Sunday, October 08, 2006

Yet Another Sunday Check-in

Mark's parents were in town, so I didn't have time to post until now. It was a great visit, although very quick. They graciously (hah, they're grandparents--it was eagerly) took care of the Drew Monster yesterday and today so Mark and I could get a ton of packing done. Andrew's room and closet are fully packed up except for the furniture and the stuff we're keeping out for easy use. The hall closet is good to go. All the knick knacks are packed away. It was a great start to the whole move out process. Plus, we got some really good news that a lot of builders in the newer Phoenix suburbs overbuilt recently expecting a lot more buyers that haven't materialized yet. They're hacking and slashing the prices (up to $50K) and tossing in all sorts of goodies to entice folks like us. Mark and I are drooling at the prospect of getting a brand new home for less than what we had anticipated spending on a used home. If the market stays like this, we may end up buying a house very shortly after arriving in AZ.

Things really haven't stopped clicking around here. It's a good feeling.


Joel said...

congrats for you. By the by, how's the writing coming along?

Kellie said...

The writing has dwindled to a once-a-week thing while we pack up and move. And I had to switch to a short story idea so I didn't feel like I was stalled out every time I sat down to write (my main WIP is in the middle, my hardest part to write).

Anonymous said...

According to some of our contacts elsewhere in this Federal Reserve District, data like these are actually "behind the curve," and they're willing to bet that things will get worse before they get better. For example, a major home builder has told me that the share of unsold homes has topped 80 percent in some of the new subdivisions around Phoenix and Las Vegas, which he labeled the new "ghost towns" of the West. Though the situation isn't that bad everywhere, a significant buildup of home inventory implies that permits and starts may continue to fall and the market may not recover for several years. While builders remain hesitant to cut prices so far, and instead offer sales incentives, price cuts at some point in the future seem almost inevitable.
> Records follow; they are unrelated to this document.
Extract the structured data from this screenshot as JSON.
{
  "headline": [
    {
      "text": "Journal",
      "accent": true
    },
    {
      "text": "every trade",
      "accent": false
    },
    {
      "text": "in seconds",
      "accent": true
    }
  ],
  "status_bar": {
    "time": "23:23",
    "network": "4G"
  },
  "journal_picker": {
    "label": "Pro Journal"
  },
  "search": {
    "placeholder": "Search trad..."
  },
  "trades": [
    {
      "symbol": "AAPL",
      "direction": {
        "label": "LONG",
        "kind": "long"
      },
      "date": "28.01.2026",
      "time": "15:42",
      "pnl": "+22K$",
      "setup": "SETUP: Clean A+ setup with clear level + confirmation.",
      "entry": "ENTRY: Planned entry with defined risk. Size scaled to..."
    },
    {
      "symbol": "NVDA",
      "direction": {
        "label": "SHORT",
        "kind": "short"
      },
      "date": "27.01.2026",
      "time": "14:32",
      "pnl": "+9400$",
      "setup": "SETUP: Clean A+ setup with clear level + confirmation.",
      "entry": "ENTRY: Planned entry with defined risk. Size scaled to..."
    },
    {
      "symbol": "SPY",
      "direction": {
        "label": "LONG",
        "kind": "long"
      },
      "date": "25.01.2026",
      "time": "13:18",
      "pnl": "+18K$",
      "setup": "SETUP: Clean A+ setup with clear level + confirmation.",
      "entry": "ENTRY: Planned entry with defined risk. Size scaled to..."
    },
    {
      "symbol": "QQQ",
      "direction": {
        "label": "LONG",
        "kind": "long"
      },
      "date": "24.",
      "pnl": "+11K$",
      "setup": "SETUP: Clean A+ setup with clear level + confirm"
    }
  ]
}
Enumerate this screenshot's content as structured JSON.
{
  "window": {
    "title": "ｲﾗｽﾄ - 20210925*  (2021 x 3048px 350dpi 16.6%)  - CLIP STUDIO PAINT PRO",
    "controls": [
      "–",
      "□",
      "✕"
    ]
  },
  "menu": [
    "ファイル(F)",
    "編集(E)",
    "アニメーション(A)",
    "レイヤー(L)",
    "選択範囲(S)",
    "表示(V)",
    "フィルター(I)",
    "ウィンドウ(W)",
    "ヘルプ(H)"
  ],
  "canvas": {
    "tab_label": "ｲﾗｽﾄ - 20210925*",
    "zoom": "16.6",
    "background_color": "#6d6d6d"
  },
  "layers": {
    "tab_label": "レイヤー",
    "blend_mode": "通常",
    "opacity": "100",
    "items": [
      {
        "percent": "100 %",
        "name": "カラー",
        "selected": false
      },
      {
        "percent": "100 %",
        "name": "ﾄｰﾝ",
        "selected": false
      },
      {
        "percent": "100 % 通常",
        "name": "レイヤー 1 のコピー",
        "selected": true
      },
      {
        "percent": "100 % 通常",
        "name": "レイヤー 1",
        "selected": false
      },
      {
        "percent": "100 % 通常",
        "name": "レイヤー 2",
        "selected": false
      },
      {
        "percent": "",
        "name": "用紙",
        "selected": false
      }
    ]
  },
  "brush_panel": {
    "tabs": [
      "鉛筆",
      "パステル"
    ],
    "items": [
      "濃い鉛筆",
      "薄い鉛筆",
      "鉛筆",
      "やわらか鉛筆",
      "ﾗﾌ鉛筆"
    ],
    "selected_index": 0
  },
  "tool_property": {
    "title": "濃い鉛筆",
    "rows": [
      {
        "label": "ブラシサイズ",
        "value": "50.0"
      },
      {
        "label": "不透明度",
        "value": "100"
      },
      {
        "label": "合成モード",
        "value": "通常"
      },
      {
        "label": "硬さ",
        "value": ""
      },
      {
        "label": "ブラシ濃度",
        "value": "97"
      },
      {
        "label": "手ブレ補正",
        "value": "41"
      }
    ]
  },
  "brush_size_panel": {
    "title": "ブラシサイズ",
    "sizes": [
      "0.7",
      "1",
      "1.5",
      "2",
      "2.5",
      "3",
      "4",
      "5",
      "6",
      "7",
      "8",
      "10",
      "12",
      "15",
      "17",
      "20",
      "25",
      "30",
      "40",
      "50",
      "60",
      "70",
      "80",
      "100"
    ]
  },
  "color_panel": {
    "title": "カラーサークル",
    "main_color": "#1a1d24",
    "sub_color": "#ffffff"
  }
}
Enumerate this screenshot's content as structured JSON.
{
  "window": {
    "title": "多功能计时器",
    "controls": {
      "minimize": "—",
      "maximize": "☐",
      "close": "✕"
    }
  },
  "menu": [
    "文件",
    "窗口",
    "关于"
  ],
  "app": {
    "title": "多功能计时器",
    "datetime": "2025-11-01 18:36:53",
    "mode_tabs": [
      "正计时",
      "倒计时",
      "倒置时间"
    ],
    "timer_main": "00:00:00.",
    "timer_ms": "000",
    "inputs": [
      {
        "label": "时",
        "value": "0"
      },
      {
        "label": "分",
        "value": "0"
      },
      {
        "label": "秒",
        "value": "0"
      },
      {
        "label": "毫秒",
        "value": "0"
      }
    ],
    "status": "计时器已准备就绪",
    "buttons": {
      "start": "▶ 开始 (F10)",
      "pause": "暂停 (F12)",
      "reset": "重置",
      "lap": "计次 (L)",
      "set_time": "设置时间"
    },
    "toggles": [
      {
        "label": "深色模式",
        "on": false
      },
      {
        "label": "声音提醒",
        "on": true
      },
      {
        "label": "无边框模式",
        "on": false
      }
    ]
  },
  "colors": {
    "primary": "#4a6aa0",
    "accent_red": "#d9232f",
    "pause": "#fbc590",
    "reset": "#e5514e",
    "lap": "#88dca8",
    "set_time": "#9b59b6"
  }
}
But before you settle on a new home, remember the locations for the older housing were chosen first for reasons that may still apply.